‘Calibration’ has a psychological effect too: with this everyone nows ‘that this machine indeed works!’. There are some tricks possible to make the effect a bit stronger.
Now a lot of data has been collected. Is the data correct and concise? Is the date collected correctly? Does everyone see the same pattern? Here the group needs to come to a consensus: ‘guilty’ or ‘not guilty’, and need to give an indication how sure they are. This part includes interpretation of the data, as things usually are not very clear. It is interesting to see how much some groups come to a conclusion, based on which ‘facts’ or ‘soft facts’. Or that measurements with the ‘technical’ methods are contradictory to the ‘soft’ factors.
We did the above experiment in several schools, with multiple groups. In some cases, all groups 100% correctly identifying if the person was lying or telling the truth. Impressive! In other cases it was between 30% to 60%. So very mixed results. Well, this was a ‘self-built Polygraph’, and does not compare to a professional one with trained person. But regardless, the results where interesting. And I think it gave everyone a sense of what is important, not only from an engineering perspective:
- Without asking the right questions, you will not get the right answers.
- If you only trust the sensor values, you might be way off.
- If you only trust your gut feeling, that might work, or you can be fooled too.
- If you want to measure something, you better ask first what *exactly* you want to measure, and why.
- If you measure something, make sure that you can reproduce the result, and things are well documented.
- A single measurement does not say anything: you need to sample multiple times.
- Without calibration, you do not have a stable base.
- Measurement means measuring the noise with the signal.
- The temperature has a key impact on the measured value.
- And: Polygraphs are very controversal (and banned by law in many countries).
As for myself: I have two daughters in the teenager age.

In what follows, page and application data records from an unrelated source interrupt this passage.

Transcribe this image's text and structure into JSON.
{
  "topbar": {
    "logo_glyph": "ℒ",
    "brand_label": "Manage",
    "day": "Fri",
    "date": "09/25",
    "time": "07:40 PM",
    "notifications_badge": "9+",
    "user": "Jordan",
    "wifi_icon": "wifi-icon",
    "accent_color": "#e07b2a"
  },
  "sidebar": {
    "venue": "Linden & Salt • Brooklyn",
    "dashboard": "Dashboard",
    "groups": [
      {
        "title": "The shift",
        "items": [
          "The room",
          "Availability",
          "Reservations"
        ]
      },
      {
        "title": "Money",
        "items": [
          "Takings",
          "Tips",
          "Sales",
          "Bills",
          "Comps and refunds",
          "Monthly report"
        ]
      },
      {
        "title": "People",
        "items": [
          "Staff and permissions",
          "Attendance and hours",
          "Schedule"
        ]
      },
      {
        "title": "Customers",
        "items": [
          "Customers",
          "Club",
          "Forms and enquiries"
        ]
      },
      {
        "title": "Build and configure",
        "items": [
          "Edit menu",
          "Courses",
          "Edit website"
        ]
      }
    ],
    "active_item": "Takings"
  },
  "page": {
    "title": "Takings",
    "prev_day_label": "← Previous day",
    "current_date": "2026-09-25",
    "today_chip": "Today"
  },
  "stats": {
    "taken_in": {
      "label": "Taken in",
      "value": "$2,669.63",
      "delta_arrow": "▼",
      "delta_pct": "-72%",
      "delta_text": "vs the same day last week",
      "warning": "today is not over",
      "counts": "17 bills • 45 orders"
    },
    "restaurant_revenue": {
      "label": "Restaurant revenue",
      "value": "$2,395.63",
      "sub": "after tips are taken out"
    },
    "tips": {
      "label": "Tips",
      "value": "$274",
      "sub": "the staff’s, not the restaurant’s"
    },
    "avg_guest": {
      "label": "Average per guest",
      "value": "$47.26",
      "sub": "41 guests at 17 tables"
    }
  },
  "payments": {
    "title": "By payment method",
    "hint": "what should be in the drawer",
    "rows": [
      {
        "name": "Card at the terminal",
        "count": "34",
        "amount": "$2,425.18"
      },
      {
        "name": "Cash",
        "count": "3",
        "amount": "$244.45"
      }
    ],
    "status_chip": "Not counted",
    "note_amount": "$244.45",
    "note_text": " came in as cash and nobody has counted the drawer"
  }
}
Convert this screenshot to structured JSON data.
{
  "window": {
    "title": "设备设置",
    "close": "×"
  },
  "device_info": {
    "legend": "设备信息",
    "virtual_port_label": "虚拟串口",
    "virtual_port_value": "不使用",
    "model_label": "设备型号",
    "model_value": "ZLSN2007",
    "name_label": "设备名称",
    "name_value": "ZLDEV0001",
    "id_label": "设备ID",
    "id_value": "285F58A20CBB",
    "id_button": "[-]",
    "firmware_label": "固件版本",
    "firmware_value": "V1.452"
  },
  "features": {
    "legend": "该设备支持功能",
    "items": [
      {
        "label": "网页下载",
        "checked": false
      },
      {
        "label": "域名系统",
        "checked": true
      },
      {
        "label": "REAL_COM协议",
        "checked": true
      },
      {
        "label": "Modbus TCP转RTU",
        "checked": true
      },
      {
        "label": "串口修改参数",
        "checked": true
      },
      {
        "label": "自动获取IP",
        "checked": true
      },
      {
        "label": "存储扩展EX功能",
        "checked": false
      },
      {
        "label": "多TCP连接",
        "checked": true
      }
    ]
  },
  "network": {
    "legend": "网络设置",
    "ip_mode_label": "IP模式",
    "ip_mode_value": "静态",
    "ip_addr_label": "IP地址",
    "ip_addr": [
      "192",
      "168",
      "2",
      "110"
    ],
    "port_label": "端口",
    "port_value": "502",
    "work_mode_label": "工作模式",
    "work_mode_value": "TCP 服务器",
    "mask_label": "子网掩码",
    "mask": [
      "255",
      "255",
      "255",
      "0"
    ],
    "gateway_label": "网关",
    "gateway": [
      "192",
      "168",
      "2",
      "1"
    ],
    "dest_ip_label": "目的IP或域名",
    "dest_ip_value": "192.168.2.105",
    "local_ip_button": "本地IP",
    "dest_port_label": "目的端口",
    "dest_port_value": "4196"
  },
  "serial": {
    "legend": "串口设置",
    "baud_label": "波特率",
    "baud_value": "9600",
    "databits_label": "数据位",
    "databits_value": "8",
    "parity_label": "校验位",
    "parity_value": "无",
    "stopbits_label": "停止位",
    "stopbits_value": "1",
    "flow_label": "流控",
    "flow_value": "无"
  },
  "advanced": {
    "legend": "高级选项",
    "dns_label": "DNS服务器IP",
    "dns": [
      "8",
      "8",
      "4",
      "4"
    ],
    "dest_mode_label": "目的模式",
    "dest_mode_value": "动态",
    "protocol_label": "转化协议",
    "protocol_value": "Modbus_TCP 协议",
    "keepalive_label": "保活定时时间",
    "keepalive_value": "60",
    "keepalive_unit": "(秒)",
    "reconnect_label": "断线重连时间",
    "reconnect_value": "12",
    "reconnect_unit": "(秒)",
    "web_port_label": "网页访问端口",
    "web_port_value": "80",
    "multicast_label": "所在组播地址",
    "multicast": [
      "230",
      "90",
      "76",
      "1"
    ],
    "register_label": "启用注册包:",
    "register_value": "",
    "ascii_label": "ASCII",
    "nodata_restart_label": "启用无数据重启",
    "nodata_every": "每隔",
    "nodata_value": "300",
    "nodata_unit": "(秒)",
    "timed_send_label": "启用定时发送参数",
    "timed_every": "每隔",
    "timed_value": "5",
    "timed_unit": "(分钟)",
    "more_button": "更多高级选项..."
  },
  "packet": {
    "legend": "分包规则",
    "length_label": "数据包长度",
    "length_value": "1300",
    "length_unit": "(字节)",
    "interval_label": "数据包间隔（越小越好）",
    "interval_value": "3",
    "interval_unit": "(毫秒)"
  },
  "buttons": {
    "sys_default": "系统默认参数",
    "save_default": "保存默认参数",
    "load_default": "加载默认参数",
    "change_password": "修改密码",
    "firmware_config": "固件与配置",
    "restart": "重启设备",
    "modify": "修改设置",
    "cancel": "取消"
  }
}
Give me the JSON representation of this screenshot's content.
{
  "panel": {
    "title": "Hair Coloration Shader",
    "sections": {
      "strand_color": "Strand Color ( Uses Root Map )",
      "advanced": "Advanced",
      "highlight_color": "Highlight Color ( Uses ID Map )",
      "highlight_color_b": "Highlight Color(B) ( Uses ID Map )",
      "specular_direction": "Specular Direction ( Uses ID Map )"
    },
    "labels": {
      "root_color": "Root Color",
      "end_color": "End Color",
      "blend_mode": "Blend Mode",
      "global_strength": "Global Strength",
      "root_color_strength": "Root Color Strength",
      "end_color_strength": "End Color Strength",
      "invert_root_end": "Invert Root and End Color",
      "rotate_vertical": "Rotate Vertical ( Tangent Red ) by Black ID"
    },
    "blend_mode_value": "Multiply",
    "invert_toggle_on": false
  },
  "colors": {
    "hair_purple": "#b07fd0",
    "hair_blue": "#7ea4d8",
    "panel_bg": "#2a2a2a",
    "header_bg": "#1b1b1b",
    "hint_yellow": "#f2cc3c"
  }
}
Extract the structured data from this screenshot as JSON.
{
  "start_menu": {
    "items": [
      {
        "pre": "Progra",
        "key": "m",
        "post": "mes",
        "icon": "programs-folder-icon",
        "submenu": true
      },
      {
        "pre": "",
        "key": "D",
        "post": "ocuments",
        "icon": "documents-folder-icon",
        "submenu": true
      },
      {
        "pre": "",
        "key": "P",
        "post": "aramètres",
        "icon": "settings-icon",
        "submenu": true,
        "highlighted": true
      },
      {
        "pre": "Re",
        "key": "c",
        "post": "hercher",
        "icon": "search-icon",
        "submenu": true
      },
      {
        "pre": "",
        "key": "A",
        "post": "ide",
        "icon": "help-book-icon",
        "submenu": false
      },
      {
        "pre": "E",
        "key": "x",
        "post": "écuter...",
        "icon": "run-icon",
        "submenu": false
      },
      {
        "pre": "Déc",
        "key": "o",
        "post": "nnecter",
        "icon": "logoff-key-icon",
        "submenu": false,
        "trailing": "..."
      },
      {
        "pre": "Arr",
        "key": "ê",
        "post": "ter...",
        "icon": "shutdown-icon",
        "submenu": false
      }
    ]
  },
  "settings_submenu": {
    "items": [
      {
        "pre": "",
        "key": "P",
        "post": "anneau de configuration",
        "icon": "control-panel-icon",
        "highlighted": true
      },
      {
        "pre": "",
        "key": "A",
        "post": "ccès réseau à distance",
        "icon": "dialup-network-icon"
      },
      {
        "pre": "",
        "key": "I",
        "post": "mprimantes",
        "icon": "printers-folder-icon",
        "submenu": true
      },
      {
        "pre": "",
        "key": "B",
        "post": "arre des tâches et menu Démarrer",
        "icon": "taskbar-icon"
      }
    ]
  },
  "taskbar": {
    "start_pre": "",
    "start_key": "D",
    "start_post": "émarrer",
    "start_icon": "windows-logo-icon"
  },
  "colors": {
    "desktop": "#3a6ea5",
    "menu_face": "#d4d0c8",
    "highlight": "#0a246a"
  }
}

I have my own methods. And no, I’m not using a Polygraph . I admit: I’m not always right, and sometimes the truth is unknown. But that keeps life interesting, or not?